The Texas Railroad Commission is the most powerful state agency in Texas, providing regulatory oversight of a fourth of the state’s economy, and over industrial concerns that employ nearly 15% of working Texans. The absurd political side-show in Washington notwithstanding, it is clear to me that both Texas and the nation are at the beginning of a major economic revitalization … a revitalization that will be driven by rapidly-increasing production of hydrocarbons from shales. Shale production promises to be a major component of our Texas economy. It also promises to deliver ultra-cheap energy that is predicted to spur a major US manufacturing resurgence, giving us a significant advantage in an increasingly competitive world economy.

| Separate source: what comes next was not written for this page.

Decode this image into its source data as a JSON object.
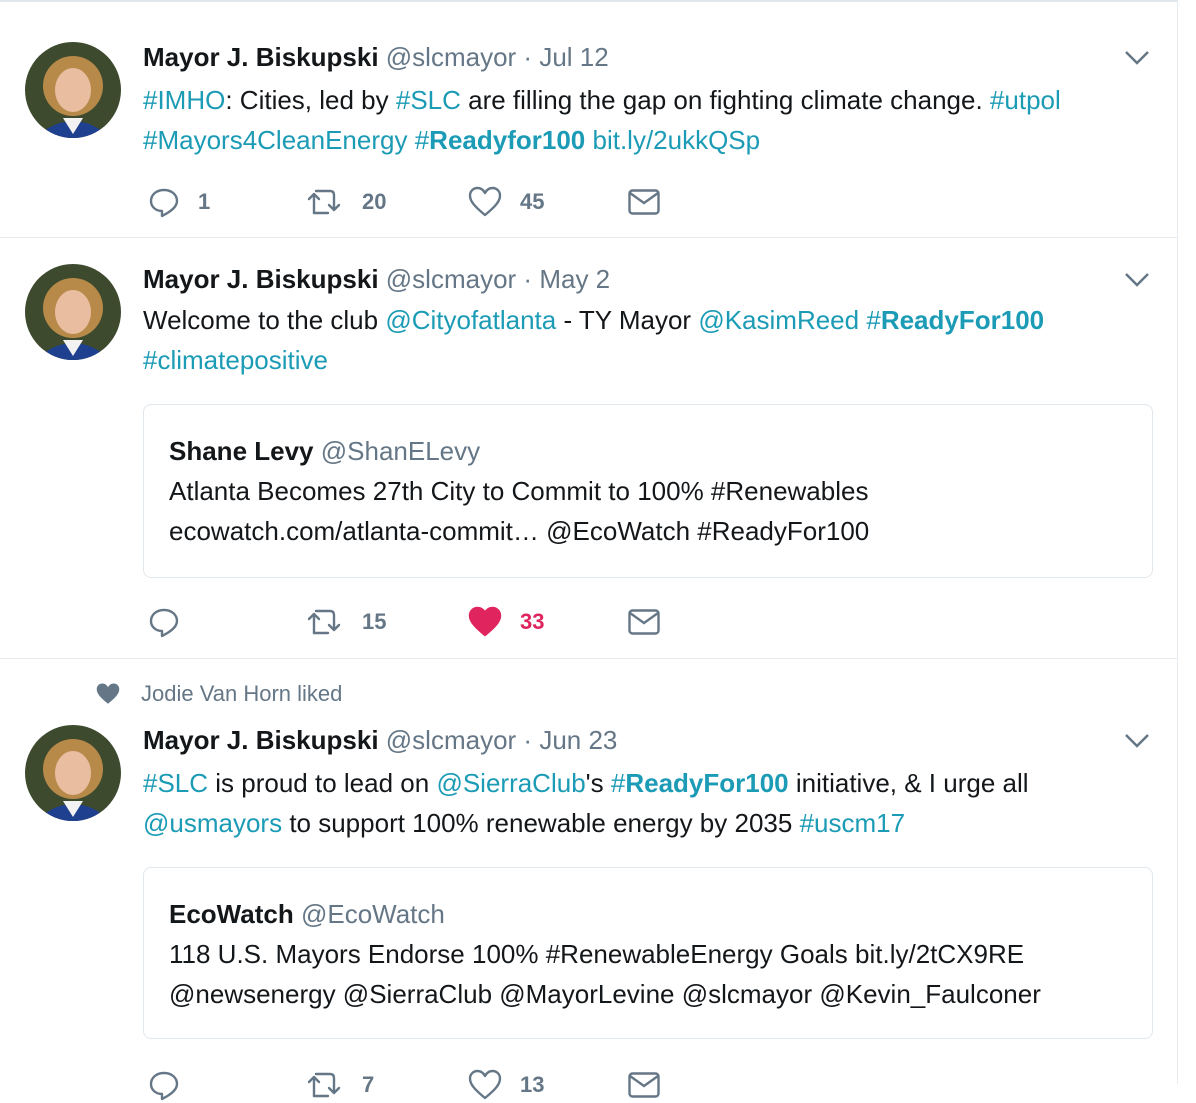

Many are aware of the potential benefits of shale production, as well as the often-hyped rhetoric about the dangers of hydraulic fracturing. There is less awareness, however, of the factors that enabled the US and Texas to be leaders in the development of these transformative new shale production technologies – private ownership of mineral rights combined with a highly-competitive, diverse, and creative oil and gas industry. Texas alone has over 10,000 operating companies, and a very robust and efficient oilfield services sector.
There is also less awareness of the complex technological changes that are rapidly supplanting traditional methods of oil and gas production – moving from an industry based on explore and exploit, to one that looks more like manufacturing. I believe it is vitally important that the Texas Railroad Commission fully comprehend and appreciate the technological issues around this transformation, so as to best serve the people of Texas, and to be certain that Texas and the nation continue to benefit from this important natural resource with which we have been blessed.
It’s no accident that shale production technologies were developed and matured in the US. It’s also no accident that government played basically no role in this development. If government had been involved, we’d probably still be talking about shale production instead of benefitting from it. But government could, and in fact might, stunt the benefits that oil and gas production from shales promise to bring to us all.
The people of Texas deserve a Railroad Commissioner who will serve with integrity, common sense, and a deep knowledge of the technical intricacies of the future of oil and gas production. The people of Texas deserve a Railroad Commissioner who will place the protection of personal and economic liberty for all Texans at the forefront of their responsibilities.
I’m asking the Libertarian Party of Texas to nominate me as its candidate for Texas Railroad Commissioner.